The data:
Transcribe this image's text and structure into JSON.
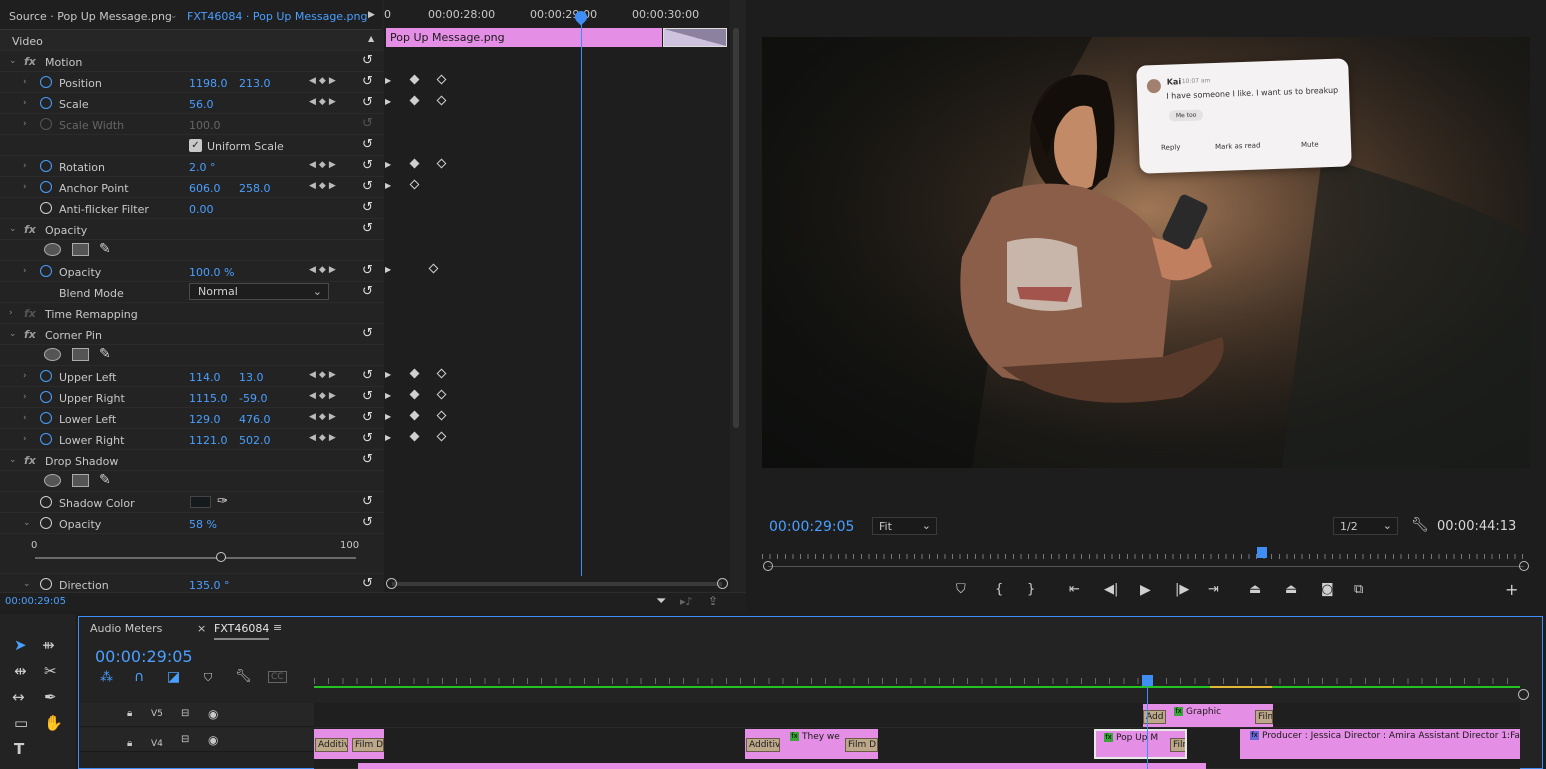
{
  "effect_controls": {
    "tab_source": "Source · Pop Up Message.png",
    "tab_sequence": "FXT46084 · Pop Up Message.png",
    "section_video": "Video",
    "ruler_ticks": [
      "0",
      "00:00:28:00",
      "00:00:29:00",
      "00:00:30:00"
    ],
    "clip_name": "Pop Up Message.png",
    "motion": "Motion",
    "position": {
      "label": "Position",
      "x": "1198.0",
      "y": "213.0"
    },
    "scale": {
      "label": "Scale",
      "value": "56.0"
    },
    "scale_width": {
      "label": "Scale Width",
      "value": "100.0"
    },
    "uniform_scale": "Uniform Scale",
    "rotation": {
      "label": "Rotation",
      "value": "2.0 °"
    },
    "anchor": {
      "label": "Anchor Point",
      "x": "606.0",
      "y": "258.0"
    },
    "antiflicker": {
      "label": "Anti-flicker Filter",
      "value": "0.00"
    },
    "opacity_section": "Opacity",
    "opacity": {
      "label": "Opacity",
      "value": "100.0 %"
    },
    "blend_mode": {
      "label": "Blend Mode",
      "value": "Normal"
    },
    "time_remapping": "Time Remapping",
    "corner_pin": "Corner Pin",
    "upper_left": {
      "label": "Upper Left",
      "x": "114.0",
      "y": "13.0"
    },
    "upper_right": {
      "label": "Upper Right",
      "x": "1115.0",
      "y": "-59.0"
    },
    "lower_left": {
      "label": "Lower Left",
      "x": "129.0",
      "y": "476.0"
    },
    "lower_right": {
      "label": "Lower Right",
      "x": "1121.0",
      "y": "502.0"
    },
    "drop_shadow": "Drop Shadow",
    "shadow_color": {
      "label": "Shadow Color"
    },
    "ds_opacity": {
      "label": "Opacity",
      "value": "58 %"
    },
    "slider_min": "0",
    "slider_max": "100",
    "slider_value_fraction": 0.58,
    "direction": {
      "label": "Direction",
      "value": "135.0 °"
    },
    "timecode": "00:00:29:05"
  },
  "program_monitor": {
    "timecode": "00:00:29:05",
    "fit": "Fit",
    "resolution": "1/2",
    "duration": "00:00:44:13",
    "popup": {
      "sender": "Kai",
      "time": "10:07 am",
      "message": "I have someone I like. I want us to breakup",
      "quick_reply": "Me too",
      "actions": [
        "Reply",
        "Mark as read",
        "Mute"
      ]
    }
  },
  "timeline": {
    "tab_audio": "Audio Meters",
    "tab_sequence": "FXT46084",
    "timecode": "00:00:29:05",
    "tracks": [
      {
        "name": "V5"
      },
      {
        "name": "V4"
      }
    ],
    "clips": {
      "graphic": "Graphic",
      "add": "Add",
      "film1": "Film",
      "additive1": "Additiv",
      "filmdi1": "Film Di",
      "additive2": "Additiv",
      "theywe": "They we",
      "filmdi2": "Film Di",
      "popupm": "Pop Up M",
      "film2": "Film",
      "producer": "Producer : Jessica Director : Amira Assistant Director 1:Fariha"
    }
  }
}
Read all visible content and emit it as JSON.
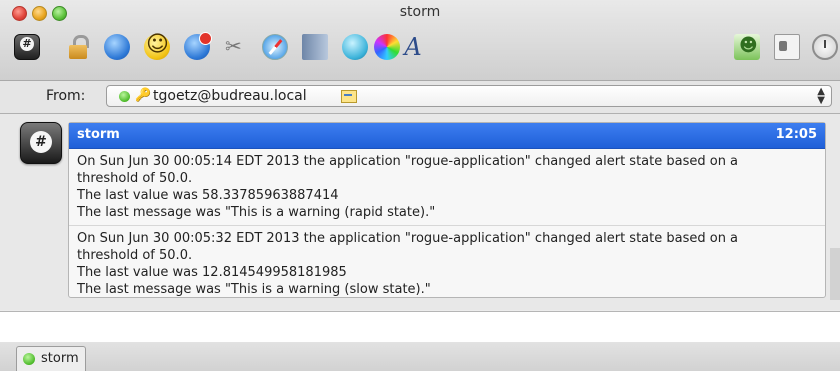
{
  "window": {
    "title": "storm"
  },
  "toolbar": {
    "icons": [
      "dial-icon",
      "lock-icon",
      "chat-bubble-icon",
      "smiley-icon",
      "block-icon",
      "plug-icon",
      "safari-icon",
      "address-book-icon",
      "blue-ball-icon",
      "color-wheel-icon",
      "font-icon",
      "contact-icon",
      "card-icon",
      "clock-icon"
    ]
  },
  "from_bar": {
    "label": "From:",
    "account": "tgoetz@budreau.local",
    "status_color": "#4cba28"
  },
  "message": {
    "sender": "storm",
    "time": "12:05",
    "header_color": "#2d6fe4",
    "entries": [
      {
        "line1": "On Sun Jun 30 00:05:14 EDT 2013 the application \"rogue-application\" changed alert state based on a",
        "line2": "threshold of 50.0.",
        "line3": "The last value was 58.33785963887414",
        "line4": "The last message was \"This is a warning (rapid state).\""
      },
      {
        "line1": "On Sun Jun 30 00:05:32 EDT 2013 the application \"rogue-application\" changed alert state based on a",
        "line2": "threshold of 50.0.",
        "line3": "The last value was 12.814549958181985",
        "line4": "The last message was \"This is a warning (slow state).\""
      }
    ]
  },
  "tabs": [
    {
      "label": "storm"
    }
  ]
}
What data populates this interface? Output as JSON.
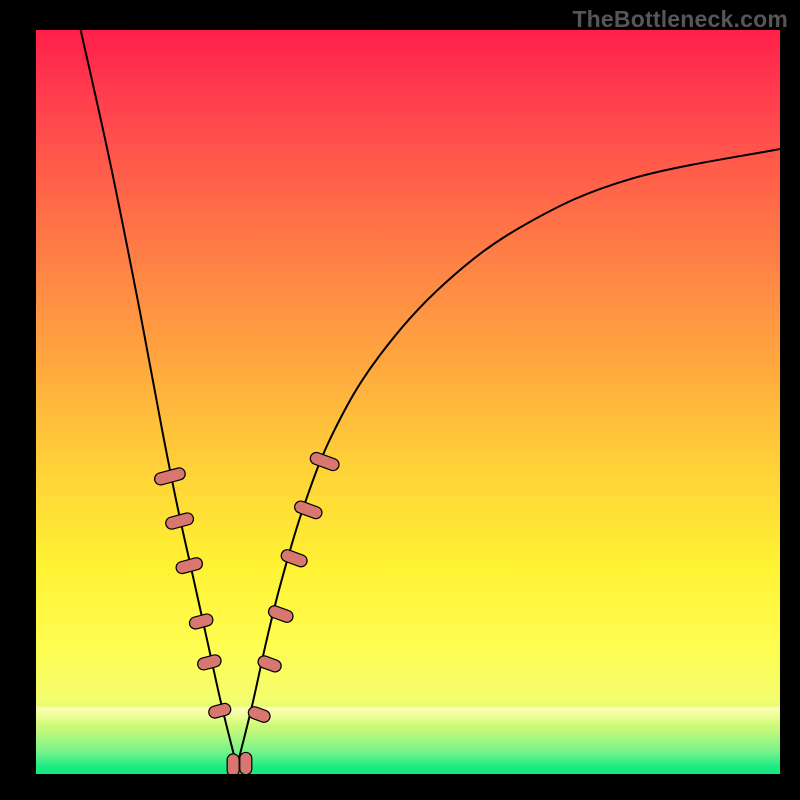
{
  "watermark": "TheBottleneck.com",
  "colors": {
    "background": "#000000",
    "bead_fill": "#d8776f",
    "bead_stroke": "#000000",
    "curve_stroke": "#000000"
  },
  "chart_data": {
    "type": "line",
    "title": "",
    "xlabel": "",
    "ylabel": "",
    "xlim": [
      0,
      100
    ],
    "ylim": [
      0,
      100
    ],
    "x_min_point": 27,
    "left_curve": {
      "x": [
        6,
        10,
        14,
        17,
        19,
        21,
        23,
        25,
        27
      ],
      "y": [
        100,
        82,
        62,
        46,
        36,
        27,
        18,
        9,
        1
      ]
    },
    "right_curve": {
      "x": [
        27,
        29,
        31,
        33,
        36,
        40,
        46,
        55,
        66,
        80,
        100
      ],
      "y": [
        1,
        9,
        18,
        26,
        36,
        46,
        56,
        66,
        74,
        80,
        84
      ]
    },
    "beads": [
      {
        "side": "left",
        "x_pct": 18.0,
        "y_pct": 40.0,
        "len": 4.2
      },
      {
        "side": "left",
        "x_pct": 19.3,
        "y_pct": 34.0,
        "len": 3.8
      },
      {
        "side": "left",
        "x_pct": 20.6,
        "y_pct": 28.0,
        "len": 3.6
      },
      {
        "side": "left",
        "x_pct": 22.2,
        "y_pct": 20.5,
        "len": 3.2
      },
      {
        "side": "left",
        "x_pct": 23.3,
        "y_pct": 15.0,
        "len": 3.2
      },
      {
        "side": "left",
        "x_pct": 24.7,
        "y_pct": 8.5,
        "len": 3.0
      },
      {
        "side": "flat",
        "x_pct": 26.5,
        "y_pct": 1.2,
        "len": 3.0
      },
      {
        "side": "flat",
        "x_pct": 28.2,
        "y_pct": 1.4,
        "len": 3.0
      },
      {
        "side": "right",
        "x_pct": 30.0,
        "y_pct": 8.0,
        "len": 3.0
      },
      {
        "side": "right",
        "x_pct": 31.4,
        "y_pct": 14.8,
        "len": 3.2
      },
      {
        "side": "right",
        "x_pct": 32.9,
        "y_pct": 21.5,
        "len": 3.4
      },
      {
        "side": "right",
        "x_pct": 34.7,
        "y_pct": 29.0,
        "len": 3.6
      },
      {
        "side": "right",
        "x_pct": 36.6,
        "y_pct": 35.5,
        "len": 3.8
      },
      {
        "side": "right",
        "x_pct": 38.8,
        "y_pct": 42.0,
        "len": 4.0
      }
    ]
  }
}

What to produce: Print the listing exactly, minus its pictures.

Task solution:
Transcribe this image's text and structure into JSON.
{
  "effect_controls": {
    "tab_source": "Source · Pop Up Message.png",
    "tab_sequence": "FXT46084 · Pop Up Message.png",
    "section_video": "Video",
    "ruler_ticks": [
      "0",
      "00:00:28:00",
      "00:00:29:00",
      "00:00:30:00"
    ],
    "clip_name": "Pop Up Message.png",
    "motion": "Motion",
    "position": {
      "label": "Position",
      "x": "1198.0",
      "y": "213.0"
    },
    "scale": {
      "label": "Scale",
      "value": "56.0"
    },
    "scale_width": {
      "label": "Scale Width",
      "value": "100.0"
    },
    "uniform_scale": "Uniform Scale",
    "rotation": {
      "label": "Rotation",
      "value": "2.0 °"
    },
    "anchor": {
      "label": "Anchor Point",
      "x": "606.0",
      "y": "258.0"
    },
    "antiflicker": {
      "label": "Anti-flicker Filter",
      "value": "0.00"
    },
    "opacity_section": "Opacity",
    "opacity": {
      "label": "Opacity",
      "value": "100.0 %"
    },
    "blend_mode": {
      "label": "Blend Mode",
      "value": "Normal"
    },
    "time_remapping": "Time Remapping",
    "corner_pin": "Corner Pin",
    "upper_left": {
      "label": "Upper Left",
      "x": "114.0",
      "y": "13.0"
    },
    "upper_right": {
      "label": "Upper Right",
      "x": "1115.0",
      "y": "-59.0"
    },
    "lower_left": {
      "label": "Lower Left",
      "x": "129.0",
      "y": "476.0"
    },
    "lower_right": {
      "label": "Lower Right",
      "x": "1121.0",
      "y": "502.0"
    },
    "drop_shadow": "Drop Shadow",
    "shadow_color": {
      "label": "Shadow Color"
    },
    "ds_opacity": {
      "label": "Opacity",
      "value": "58 %"
    },
    "slider_min": "0",
    "slider_max": "100",
    "slider_value_fraction": 0.58,
    "direction": {
      "label": "Direction",
      "value": "135.0 °"
    },
    "timecode": "00:00:29:05"
  },
  "program_monitor": {
    "timecode": "00:00:29:05",
    "fit": "Fit",
    "resolution": "1/2",
    "duration": "00:00:44:13",
    "popup": {
      "sender": "Kai",
      "time": "10:07 am",
      "message": "I have someone I like. I want us to breakup",
      "quick_reply": "Me too",
      "actions": [
        "Reply",
        "Mark as read",
        "Mute"
      ]
    }
  },
  "timeline": {
    "tab_audio": "Audio Meters",
    "tab_sequence": "FXT46084",
    "timecode": "00:00:29:05",
    "tracks": [
      {
        "name": "V5"
      },
      {
        "name": "V4"
      }
    ],
    "clips": {
      "graphic": "Graphic",
      "add": "Add",
      "film1": "Film",
      "additive1": "Additiv",
      "filmdi1": "Film Di",
      "additive2": "Additiv",
      "theywe": "They we",
      "filmdi2": "Film Di",
      "popupm": "Pop Up M",
      "film2": "Film",
      "producer": "Producer : Jessica Director : Amira Assistant Director 1:Fariha"
    }
  }
}
Read all visible content and emit it as JSON.
{
  "window": {
    "title": "storm"
  },
  "toolbar": {
    "icons": [
      "dial-icon",
      "lock-icon",
      "chat-bubble-icon",
      "smiley-icon",
      "block-icon",
      "plug-icon",
      "safari-icon",
      "address-book-icon",
      "blue-ball-icon",
      "color-wheel-icon",
      "font-icon",
      "contact-icon",
      "card-icon",
      "clock-icon"
    ]
  },
  "from_bar": {
    "label": "From:",
    "account": "tgoetz@budreau.local",
    "status_color": "#4cba28"
  },
  "message": {
    "sender": "storm",
    "time": "12:05",
    "header_color": "#2d6fe4",
    "entries": [
      {
        "line1": "On Sun Jun 30 00:05:14 EDT 2013 the application \"rogue-application\" changed alert state based on a",
        "line2": "threshold of 50.0.",
        "line3": "The last value was 58.33785963887414",
        "line4": "The last message was \"This is a warning (rapid state).\""
      },
      {
        "line1": "On Sun Jun 30 00:05:32 EDT 2013 the application \"rogue-application\" changed alert state based on a",
        "line2": "threshold of 50.0.",
        "line3": "The last value was 12.814549958181985",
        "line4": "The last message was \"This is a warning (slow state).\""
      }
    ]
  },
  "tabs": [
    {
      "label": "storm"
    }
  ]
}
What data populates this interface? Output as JSON.
{
  "watermark": "TheBottleneck.com",
  "colors": {
    "background": "#000000",
    "bead_fill": "#d8776f",
    "bead_stroke": "#000000",
    "curve_stroke": "#000000"
  },
  "chart_data": {
    "type": "line",
    "title": "",
    "xlabel": "",
    "ylabel": "",
    "xlim": [
      0,
      100
    ],
    "ylim": [
      0,
      100
    ],
    "x_min_point": 27,
    "left_curve": {
      "x": [
        6,
        10,
        14,
        17,
        19,
        21,
        23,
        25,
        27
      ],
      "y": [
        100,
        82,
        62,
        46,
        36,
        27,
        18,
        9,
        1
      ]
    },
    "right_curve": {
      "x": [
        27,
        29,
        31,
        33,
        36,
        40,
        46,
        55,
        66,
        80,
        100
      ],
      "y": [
        1,
        9,
        18,
        26,
        36,
        46,
        56,
        66,
        74,
        80,
        84
      ]
    },
    "beads": [
      {
        "side": "left",
        "x_pct": 18.0,
        "y_pct": 40.0,
        "len": 4.2
      },
      {
        "side": "left",
        "x_pct": 19.3,
        "y_pct": 34.0,
        "len": 3.8
      },
      {
        "side": "left",
        "x_pct": 20.6,
        "y_pct": 28.0,
        "len": 3.6
      },
      {
        "side": "left",
        "x_pct": 22.2,
        "y_pct": 20.5,
        "len": 3.2
      },
      {
        "side": "left",
        "x_pct": 23.3,
        "y_pct": 15.0,
        "len": 3.2
      },
      {
        "side": "left",
        "x_pct": 24.7,
        "y_pct": 8.5,
        "len": 3.0
      },
      {
        "side": "flat",
        "x_pct": 26.5,
        "y_pct": 1.2,
        "len": 3.0
      },
      {
        "side": "flat",
        "x_pct": 28.2,
        "y_pct": 1.4,
        "len": 3.0
      },
      {
        "side": "right",
        "x_pct": 30.0,
        "y_pct": 8.0,
        "len": 3.0
      },
      {
        "side": "right",
        "x_pct": 31.4,
        "y_pct": 14.8,
        "len": 3.2
      },
      {
        "side": "right",
        "x_pct": 32.9,
        "y_pct": 21.5,
        "len": 3.4
      },
      {
        "side": "right",
        "x_pct": 34.7,
        "y_pct": 29.0,
        "len": 3.6
      },
      {
        "side": "right",
        "x_pct": 36.6,
        "y_pct": 35.5,
        "len": 3.8
      },
      {
        "side": "right",
        "x_pct": 38.8,
        "y_pct": 42.0,
        "len": 4.0
      }
    ]
  }
}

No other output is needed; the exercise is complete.